So I was a bit surprised reading this book that the characters are a bit different, especially Sergeant Troy who is nothing like the TV character. On TV Troy was a bit naive and usually didn’t have much of a clue about solving the murders, but a likeable chap who got on OK with Barnaby. Troy in the book is sharper, meaner, spiteful and inwardly critical of Barnaby. He’s insecure, resentful and sees any creative or intellectual prowess in others as a criticism of his own life.
Set in Fawcett Green, an unspoilt peaceful village the book begins with the disappearance of Simone Hollingsworth, soon followed by her distraught husband’s death, apparently suicide, then the disappearance of their neighbour’s daughter. Barnaby and Troy, with the doubtful assistance of the local policeman Constable Perrot work their way through interviewing the village’s inhabitants and gradually unravel the mystery.
It’s an entertaining and satisfying book, full of detail and clues as to the eventual outcome, which I did work out before the end. The characters stand out as real people, and are described with humour and empathy. I don’t remember seeing this on TV but reading about it online it seems it’s differed from the book, so that’s not too surprising. As in the TV version Barnaby is a patient, tolerant man, also a bit grumpy and moody, who is trying and failing to lose weight, and who loves music. So many fictional detectives seem to like music and food!

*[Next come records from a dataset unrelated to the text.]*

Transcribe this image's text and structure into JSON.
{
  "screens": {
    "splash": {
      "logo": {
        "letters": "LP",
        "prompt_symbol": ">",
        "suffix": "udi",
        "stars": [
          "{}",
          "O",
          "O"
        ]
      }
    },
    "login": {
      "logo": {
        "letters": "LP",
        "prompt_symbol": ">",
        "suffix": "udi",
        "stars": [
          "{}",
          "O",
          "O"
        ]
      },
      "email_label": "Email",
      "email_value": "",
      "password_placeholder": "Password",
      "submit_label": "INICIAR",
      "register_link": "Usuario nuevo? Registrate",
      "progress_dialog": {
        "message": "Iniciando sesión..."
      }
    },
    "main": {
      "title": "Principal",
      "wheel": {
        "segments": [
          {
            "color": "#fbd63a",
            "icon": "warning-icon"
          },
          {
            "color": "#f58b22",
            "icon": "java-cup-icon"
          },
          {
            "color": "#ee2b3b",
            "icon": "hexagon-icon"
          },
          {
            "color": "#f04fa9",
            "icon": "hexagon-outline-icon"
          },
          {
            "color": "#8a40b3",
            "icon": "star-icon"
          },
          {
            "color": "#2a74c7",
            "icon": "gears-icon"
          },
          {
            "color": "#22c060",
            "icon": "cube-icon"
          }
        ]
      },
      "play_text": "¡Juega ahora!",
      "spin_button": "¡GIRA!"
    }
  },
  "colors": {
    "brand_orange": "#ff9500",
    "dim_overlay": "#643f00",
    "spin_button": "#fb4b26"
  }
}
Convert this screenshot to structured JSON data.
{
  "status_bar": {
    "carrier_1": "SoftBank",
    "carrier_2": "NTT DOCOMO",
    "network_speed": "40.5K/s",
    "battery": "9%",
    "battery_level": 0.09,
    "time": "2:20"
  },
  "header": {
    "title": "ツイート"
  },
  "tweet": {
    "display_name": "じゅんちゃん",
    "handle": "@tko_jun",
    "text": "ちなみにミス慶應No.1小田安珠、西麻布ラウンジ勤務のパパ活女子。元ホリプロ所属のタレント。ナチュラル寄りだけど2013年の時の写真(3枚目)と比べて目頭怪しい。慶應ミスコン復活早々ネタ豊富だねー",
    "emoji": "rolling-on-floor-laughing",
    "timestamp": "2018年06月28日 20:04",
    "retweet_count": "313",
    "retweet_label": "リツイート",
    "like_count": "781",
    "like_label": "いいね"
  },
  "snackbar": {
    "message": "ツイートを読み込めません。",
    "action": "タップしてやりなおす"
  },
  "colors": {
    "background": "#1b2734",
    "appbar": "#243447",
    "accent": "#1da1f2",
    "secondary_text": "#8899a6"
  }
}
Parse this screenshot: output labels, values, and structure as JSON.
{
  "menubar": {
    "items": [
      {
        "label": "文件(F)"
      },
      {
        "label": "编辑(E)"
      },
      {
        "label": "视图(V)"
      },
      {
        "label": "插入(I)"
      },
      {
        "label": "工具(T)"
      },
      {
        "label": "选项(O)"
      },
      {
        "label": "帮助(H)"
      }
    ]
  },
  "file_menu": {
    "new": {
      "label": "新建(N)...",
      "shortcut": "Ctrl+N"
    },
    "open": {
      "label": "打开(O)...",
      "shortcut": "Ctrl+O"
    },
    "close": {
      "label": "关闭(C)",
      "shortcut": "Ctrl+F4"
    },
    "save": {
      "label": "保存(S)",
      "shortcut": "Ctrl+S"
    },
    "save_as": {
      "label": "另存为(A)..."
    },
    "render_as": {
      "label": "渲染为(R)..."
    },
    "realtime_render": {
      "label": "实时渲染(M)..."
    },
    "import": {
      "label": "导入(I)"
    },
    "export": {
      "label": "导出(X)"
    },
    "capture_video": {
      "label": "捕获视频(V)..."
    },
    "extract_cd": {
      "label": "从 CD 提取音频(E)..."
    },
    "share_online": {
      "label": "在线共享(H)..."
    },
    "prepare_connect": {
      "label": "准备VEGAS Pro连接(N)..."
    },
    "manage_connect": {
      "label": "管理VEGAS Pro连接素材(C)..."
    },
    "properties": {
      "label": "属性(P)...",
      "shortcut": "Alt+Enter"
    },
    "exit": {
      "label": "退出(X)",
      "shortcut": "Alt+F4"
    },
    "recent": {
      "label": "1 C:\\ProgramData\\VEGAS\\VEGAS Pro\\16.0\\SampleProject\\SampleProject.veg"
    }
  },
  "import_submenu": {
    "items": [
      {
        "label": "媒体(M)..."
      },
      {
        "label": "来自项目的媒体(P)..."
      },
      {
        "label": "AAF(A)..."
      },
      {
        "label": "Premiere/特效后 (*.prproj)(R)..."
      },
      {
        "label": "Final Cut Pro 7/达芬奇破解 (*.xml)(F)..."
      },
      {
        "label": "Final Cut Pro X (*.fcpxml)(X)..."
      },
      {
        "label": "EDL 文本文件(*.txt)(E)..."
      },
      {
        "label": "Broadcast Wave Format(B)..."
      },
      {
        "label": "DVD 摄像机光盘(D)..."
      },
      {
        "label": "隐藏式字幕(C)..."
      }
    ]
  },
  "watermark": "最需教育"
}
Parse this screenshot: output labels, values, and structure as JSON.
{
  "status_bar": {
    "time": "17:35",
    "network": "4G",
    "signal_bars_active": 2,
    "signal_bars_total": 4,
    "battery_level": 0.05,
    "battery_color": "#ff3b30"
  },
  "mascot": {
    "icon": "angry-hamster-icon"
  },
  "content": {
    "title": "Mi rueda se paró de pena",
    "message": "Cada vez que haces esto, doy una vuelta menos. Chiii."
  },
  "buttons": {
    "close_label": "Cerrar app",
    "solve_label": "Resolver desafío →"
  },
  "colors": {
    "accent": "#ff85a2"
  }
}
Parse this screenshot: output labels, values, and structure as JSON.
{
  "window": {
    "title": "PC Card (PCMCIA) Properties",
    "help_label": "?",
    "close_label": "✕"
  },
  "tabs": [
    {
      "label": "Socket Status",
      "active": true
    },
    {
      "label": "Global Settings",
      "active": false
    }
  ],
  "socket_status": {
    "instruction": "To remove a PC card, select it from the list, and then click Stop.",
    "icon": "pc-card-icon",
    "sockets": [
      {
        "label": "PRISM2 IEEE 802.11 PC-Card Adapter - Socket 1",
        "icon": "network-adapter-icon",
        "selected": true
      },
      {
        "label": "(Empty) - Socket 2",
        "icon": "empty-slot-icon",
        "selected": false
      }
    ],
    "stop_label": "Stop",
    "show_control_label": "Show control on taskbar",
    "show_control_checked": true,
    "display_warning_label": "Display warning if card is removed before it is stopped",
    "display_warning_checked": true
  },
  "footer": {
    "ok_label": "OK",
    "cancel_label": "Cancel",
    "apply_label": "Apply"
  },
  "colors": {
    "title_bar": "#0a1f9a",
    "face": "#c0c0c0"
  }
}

This is the first Midsomer Murder mystery I’ve read and much as I like the TV series I prefer the book version – it has more bite and more substance. I’m taking part in the Cozy Mystery Challenge and although I’m still not too sure about the classification of “cozy” murder mysteries, I think this book can count as one.